"Unfortunately, today’s proposal takes us down the wrong path. When I was in school majoring in computer science, when I would do my homework we actually had textbooks back then. When I had to write a program, I would have to go to a computer lab and there would be a computer that was about half the size of this room. I would have to wait sometimes hours to get the results when I would run a program.
"Today, this [smart phone] has more technological capabilities and power than that big room that needed an air condition unit just to keep the computer cool. I say that to make it very clear, that change, that dramatic shift in technological capabilities happened with billions of dollars of private investment. When we went to 2G, 3G technology, then 4G technology, now we’re working towards 5G technology, that’s the private sector investing billions of dollars to continue to have a free internet. It’s free today, by the way, today the internet is free without the government being involved.
"But the digital transformation that has happened is precisely because the heavy hand of the federal government has stayed out of the way. This happened because the government hadn’t figured out how to regulate the internet, so it allowed this great technological capability that's created the United States as the world leader. We dominate the world in technology without this heavy hand of government approach that you see today.
"I’m disappointed that we are considering this proposal, which like so many other things like the Green New Deal, plans to have more government control over our everyday lives. This today is about government control versus individual freedom. This legislation is a dangerous power shift towards bureaucrats in Washington. It will raise cost for consumers and hamper future innovations online. Under this big brother, heavy-handed approach to regulating the internet, the Federal Communications Commission, an unelected group of bureaucrats, would have nearly unlimited authority to micromanage the internet and that includes raising new fees and taxes on the internet. Again, government can tax the internet under this bill, which is currently free.

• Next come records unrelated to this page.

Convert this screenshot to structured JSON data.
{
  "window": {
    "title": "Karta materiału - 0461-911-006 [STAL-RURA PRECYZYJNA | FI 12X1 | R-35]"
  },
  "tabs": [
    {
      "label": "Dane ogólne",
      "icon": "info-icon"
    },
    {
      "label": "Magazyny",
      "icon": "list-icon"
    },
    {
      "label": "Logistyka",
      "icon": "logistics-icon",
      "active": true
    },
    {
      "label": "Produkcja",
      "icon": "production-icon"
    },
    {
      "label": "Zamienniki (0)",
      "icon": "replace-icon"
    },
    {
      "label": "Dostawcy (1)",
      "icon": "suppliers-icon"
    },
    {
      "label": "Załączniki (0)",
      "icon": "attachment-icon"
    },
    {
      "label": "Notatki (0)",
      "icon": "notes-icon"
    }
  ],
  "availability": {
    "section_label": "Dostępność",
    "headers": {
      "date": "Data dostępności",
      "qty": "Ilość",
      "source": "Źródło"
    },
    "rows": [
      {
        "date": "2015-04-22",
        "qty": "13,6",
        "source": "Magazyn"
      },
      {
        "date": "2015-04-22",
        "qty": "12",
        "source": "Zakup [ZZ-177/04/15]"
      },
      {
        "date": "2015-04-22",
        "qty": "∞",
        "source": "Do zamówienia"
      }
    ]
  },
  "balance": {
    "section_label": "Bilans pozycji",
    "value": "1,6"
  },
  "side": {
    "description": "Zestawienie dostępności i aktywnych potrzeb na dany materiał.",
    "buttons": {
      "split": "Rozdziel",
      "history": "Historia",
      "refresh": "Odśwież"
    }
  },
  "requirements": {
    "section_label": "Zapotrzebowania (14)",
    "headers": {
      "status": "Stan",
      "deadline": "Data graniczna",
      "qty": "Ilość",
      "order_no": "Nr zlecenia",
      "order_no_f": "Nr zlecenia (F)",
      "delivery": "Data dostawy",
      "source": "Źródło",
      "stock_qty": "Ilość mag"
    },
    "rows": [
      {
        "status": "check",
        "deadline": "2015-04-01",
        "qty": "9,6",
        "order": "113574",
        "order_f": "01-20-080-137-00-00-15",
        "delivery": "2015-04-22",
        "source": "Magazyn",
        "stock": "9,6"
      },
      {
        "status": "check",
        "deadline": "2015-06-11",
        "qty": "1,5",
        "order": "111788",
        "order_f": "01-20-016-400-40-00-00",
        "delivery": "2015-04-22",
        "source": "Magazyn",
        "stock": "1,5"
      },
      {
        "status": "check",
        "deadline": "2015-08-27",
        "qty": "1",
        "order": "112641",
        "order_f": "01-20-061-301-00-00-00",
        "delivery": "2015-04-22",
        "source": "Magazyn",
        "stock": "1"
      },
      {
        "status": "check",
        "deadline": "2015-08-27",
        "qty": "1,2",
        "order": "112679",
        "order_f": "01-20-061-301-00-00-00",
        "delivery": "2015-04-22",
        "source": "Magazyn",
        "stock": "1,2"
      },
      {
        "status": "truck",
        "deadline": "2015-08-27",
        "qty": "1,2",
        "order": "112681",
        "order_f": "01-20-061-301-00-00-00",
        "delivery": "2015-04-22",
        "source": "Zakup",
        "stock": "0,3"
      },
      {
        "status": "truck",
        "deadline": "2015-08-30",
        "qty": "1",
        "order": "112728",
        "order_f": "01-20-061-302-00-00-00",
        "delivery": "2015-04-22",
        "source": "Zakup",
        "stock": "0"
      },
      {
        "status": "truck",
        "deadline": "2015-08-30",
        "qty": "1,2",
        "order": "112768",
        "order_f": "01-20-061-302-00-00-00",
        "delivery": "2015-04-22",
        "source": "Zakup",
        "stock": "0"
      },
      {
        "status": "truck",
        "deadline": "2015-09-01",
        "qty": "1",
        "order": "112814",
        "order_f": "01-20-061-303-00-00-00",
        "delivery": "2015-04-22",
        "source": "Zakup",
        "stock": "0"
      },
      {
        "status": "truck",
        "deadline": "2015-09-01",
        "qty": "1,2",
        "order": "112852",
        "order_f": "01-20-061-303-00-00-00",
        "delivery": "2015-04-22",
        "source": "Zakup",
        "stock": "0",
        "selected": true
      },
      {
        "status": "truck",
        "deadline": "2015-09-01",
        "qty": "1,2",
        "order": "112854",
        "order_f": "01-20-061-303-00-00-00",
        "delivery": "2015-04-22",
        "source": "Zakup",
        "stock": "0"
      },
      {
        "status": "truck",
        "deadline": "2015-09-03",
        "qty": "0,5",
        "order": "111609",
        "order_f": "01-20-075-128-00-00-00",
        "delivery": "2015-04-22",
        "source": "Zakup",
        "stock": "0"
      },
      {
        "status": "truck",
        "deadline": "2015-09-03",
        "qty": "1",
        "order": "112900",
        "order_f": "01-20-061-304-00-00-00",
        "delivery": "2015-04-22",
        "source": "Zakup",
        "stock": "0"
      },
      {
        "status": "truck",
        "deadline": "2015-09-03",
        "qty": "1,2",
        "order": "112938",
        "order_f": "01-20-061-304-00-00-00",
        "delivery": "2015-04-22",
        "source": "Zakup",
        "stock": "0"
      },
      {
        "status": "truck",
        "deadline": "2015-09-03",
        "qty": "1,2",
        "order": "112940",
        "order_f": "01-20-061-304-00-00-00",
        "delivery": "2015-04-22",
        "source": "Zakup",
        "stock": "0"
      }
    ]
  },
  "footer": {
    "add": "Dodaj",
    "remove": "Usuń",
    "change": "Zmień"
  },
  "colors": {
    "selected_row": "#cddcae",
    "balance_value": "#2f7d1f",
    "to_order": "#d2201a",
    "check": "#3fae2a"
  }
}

"What, I ask you, is so broken about the internet that you need the federal government to come in and fix it? We simply do not need the federal government to come in and fix what is not broken with the free and open internet that we enjoy today without government regulation."